Speaking quickly and speaking lovingly is not an either/or proposition. Some of Dodson’s writing in the first part of TUG seems to put these two ideas in contrast.
Another struggle I had with Part 1 was how Dodson would make statements that were true on one level but way off on another. In Chapter 2, he argues that good evangelism takes time: “Getting to the heart is a process, not a one-time event” (p. 48). Yes, that is true in some sense, but again, does Scripture show this? It seems that Jesus, Peter, Stephen, and Paul (to name a few examples) had times of Christian witness that got to the heart of their hearers in a one-time event. The issue here, and in other places in Part One, is that Dodson’s wording and terminology are imprecise enough to be frustrating and possibly misunderstood. (I think I’ll discuss his use of the word “disciple” in a future post.)

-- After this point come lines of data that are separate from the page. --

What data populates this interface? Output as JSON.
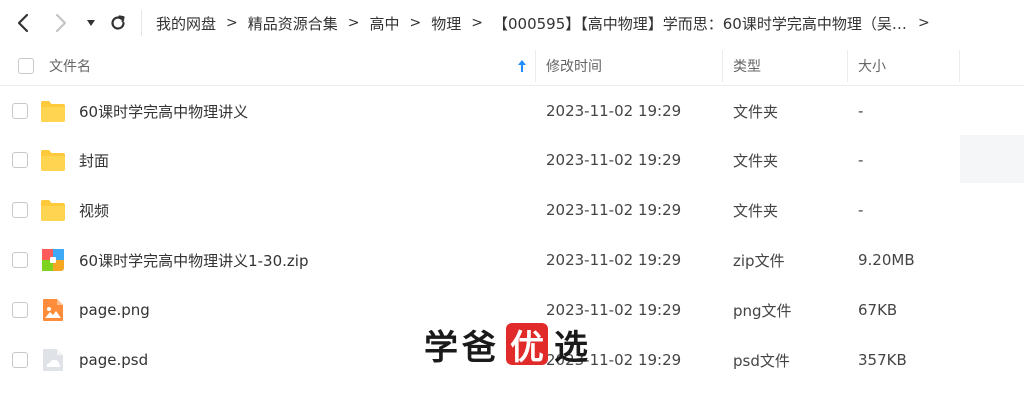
{
  "breadcrumb": {
    "items": [
      "我的网盘",
      "精品资源合集",
      "高中",
      "物理",
      "【000595】【高中物理】学而思：60课时学完高中物理（吴海波赵玮孙..."
    ],
    "separator": ">"
  },
  "columns": {
    "name": "文件名",
    "modified": "修改时间",
    "type": "类型",
    "size": "大小"
  },
  "files": [
    {
      "name": "60课时学完高中物理讲义",
      "modified": "2023-11-02 19:29",
      "type": "文件夹",
      "size": "-",
      "icon": "folder-icon"
    },
    {
      "name": "封面",
      "modified": "2023-11-02 19:29",
      "type": "文件夹",
      "size": "-",
      "icon": "folder-icon"
    },
    {
      "name": "视频",
      "modified": "2023-11-02 19:29",
      "type": "文件夹",
      "size": "-",
      "icon": "folder-icon"
    },
    {
      "name": "60课时学完高中物理讲义1-30.zip",
      "modified": "2023-11-02 19:29",
      "type": "zip文件",
      "size": "9.20MB",
      "icon": "zip-file-icon"
    },
    {
      "name": "page.png",
      "modified": "2023-11-02 19:29",
      "type": "png文件",
      "size": "67KB",
      "icon": "image-file-icon"
    },
    {
      "name": "page.psd",
      "modified": "2023-11-02 19:29",
      "type": "psd文件",
      "size": "357KB",
      "icon": "psd-file-icon"
    }
  ],
  "watermark": {
    "part1": "学爸",
    "badge": "优",
    "part2": "选"
  },
  "colors": {
    "accent": "#1f8fff",
    "folder": "#ffc93c",
    "watermark_red": "#e12a2a"
  }
}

Look, rather than detail every question or issue I had with the first part of TUG (my margins are all scribbled over), I’ll just say this: prophetic writing, when it comes to discussing the sins of God’s people, is a powerful and important thing. But it felt, through the first 100 pages of TUG, that Dodson was taking easy potshots. All street preachers are crazed, hellfire-and-damnation jerks. All workplace evangelists are hypocritical or high-pressure or canned-presentation-with-no-love. This may not be a totally-fair reading, but this is how it felt. Just piles and heaps of assumptions, stereotypes, and broad strokes. Frankly, it felt like one of the cool kids talking about how uncool the rest of us are for not doing things their way. I don’t think that’s what Dodson was trying to do, at all. But that was how the tone read to me. However, by the time the book hit the midway point, Dodson leveled out and turned his focus on the thing that mattered, and from that point on, with few exceptions, the book sang.

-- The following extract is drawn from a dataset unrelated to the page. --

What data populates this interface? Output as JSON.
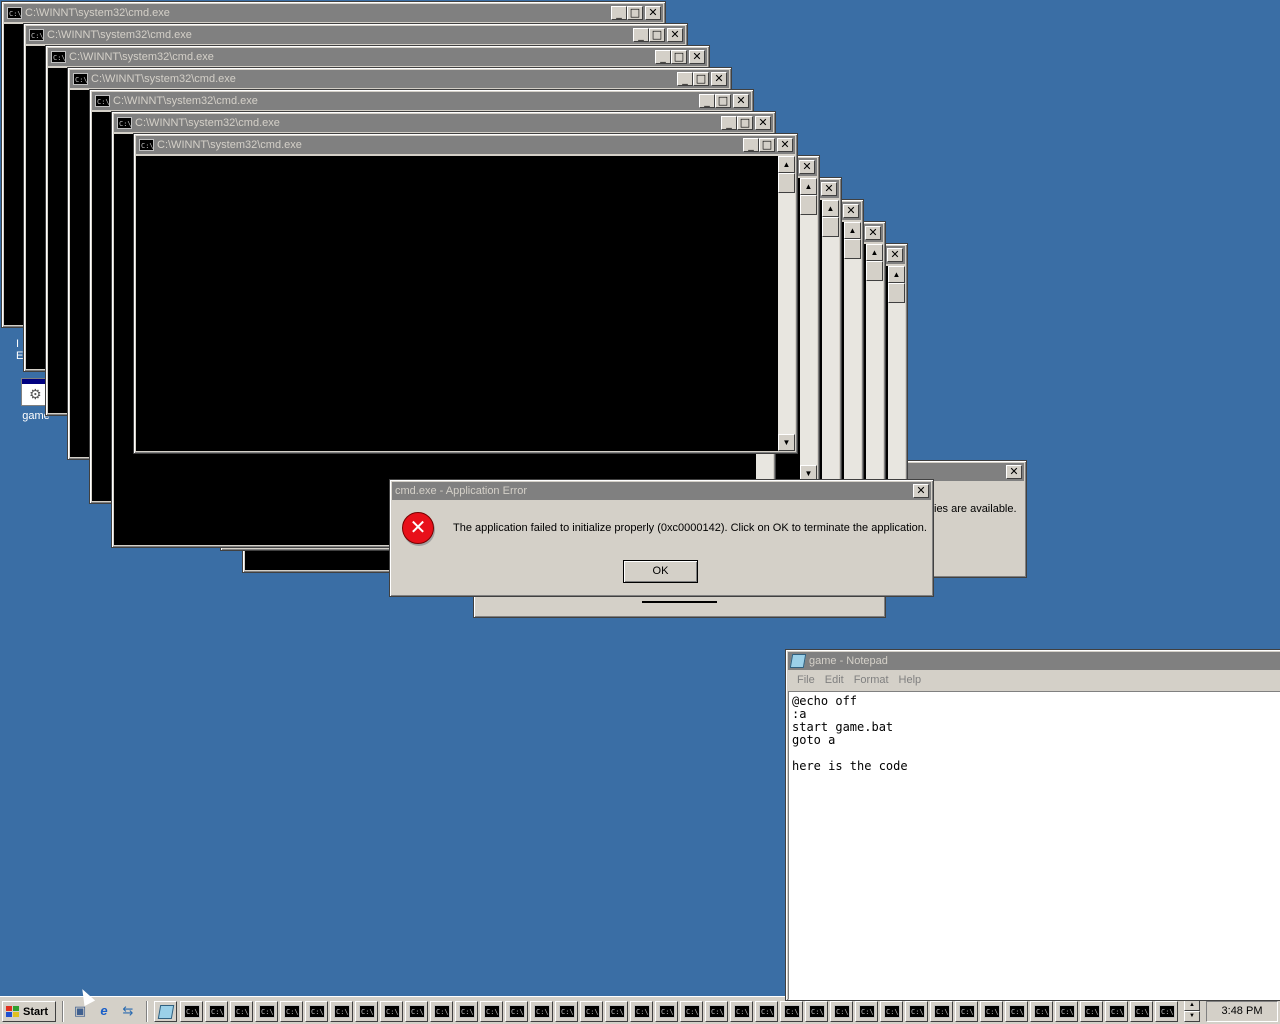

And I’ll reiterate: Dodson’s method of doing evangelism is still better than my methods of not doing it. So I’m not writing this critique from a place of “I do it better.” I’m just trying to think through some of the underlying beliefs that Dodson articulates, and I find them unconvincing and/or wrongly-based.

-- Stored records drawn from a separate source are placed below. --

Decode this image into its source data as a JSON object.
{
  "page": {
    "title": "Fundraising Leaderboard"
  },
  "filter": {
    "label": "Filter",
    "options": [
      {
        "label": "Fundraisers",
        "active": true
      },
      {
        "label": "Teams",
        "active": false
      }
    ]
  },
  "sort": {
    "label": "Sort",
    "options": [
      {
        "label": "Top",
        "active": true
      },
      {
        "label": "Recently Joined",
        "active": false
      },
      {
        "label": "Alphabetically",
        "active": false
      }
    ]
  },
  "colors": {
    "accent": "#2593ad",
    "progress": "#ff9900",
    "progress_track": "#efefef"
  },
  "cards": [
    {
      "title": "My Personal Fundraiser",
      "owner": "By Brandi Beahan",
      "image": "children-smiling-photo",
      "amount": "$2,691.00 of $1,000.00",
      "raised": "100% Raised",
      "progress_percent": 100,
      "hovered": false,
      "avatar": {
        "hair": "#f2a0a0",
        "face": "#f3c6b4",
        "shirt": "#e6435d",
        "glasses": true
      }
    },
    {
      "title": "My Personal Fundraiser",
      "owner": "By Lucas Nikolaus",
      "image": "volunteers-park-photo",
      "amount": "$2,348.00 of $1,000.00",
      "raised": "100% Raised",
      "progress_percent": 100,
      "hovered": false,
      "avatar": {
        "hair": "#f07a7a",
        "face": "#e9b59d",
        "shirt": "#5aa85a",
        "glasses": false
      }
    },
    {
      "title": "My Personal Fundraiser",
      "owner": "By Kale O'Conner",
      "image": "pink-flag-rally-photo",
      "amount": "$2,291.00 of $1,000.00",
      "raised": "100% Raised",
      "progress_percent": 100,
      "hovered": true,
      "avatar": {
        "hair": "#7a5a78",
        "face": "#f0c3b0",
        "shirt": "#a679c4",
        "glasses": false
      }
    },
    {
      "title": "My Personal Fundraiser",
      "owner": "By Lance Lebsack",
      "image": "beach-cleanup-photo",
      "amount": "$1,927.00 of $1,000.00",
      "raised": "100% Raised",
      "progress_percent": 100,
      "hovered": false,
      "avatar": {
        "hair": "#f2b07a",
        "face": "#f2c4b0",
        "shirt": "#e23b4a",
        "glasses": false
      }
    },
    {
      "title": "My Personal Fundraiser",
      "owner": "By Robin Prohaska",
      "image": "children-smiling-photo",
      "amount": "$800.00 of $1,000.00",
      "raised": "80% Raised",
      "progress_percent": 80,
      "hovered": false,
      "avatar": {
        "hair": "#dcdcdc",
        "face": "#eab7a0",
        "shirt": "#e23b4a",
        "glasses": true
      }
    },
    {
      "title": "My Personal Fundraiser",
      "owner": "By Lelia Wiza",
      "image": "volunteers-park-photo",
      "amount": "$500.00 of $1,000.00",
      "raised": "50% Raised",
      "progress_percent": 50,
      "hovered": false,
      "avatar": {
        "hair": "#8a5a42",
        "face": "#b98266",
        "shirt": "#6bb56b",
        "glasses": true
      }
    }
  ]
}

So, in closing: The Unbelievable Gospel is an uneven book. The pastoral and teaching aspects of it are solid and edifying, across the board. I really, really liked the middle section, especially. But the prophetic, fault-finding aspects of it felt frustrating and unfair. In an effort to be rightly convicting, the criticisms felt cheap and easy, and the tone just rang false.
That said, let me end with the following quote from Chapter 1 of TUG that is probably my favorite from the book (emphasis mine):
It’s not enough for us to see eternity in the balance; eternal math isn’t enough to keep the evangelistic heart pumping. We must see Jesus, over and over again, as the source and goal of God’s work, and we must look to Him as the renewing power of new creation. Jesus is our motivation for evangelism, and the Father is counting us to count on Christ, more than anything else, and entrust our evangelistic record to Him. Don’t count on methods, conversions, cultural savvy, or your church. Count on Christ, deeply, and you will communicate Christ freely.
Amen and amen.
[Thanks to Matthew Sims for providing a copy of the book for review.]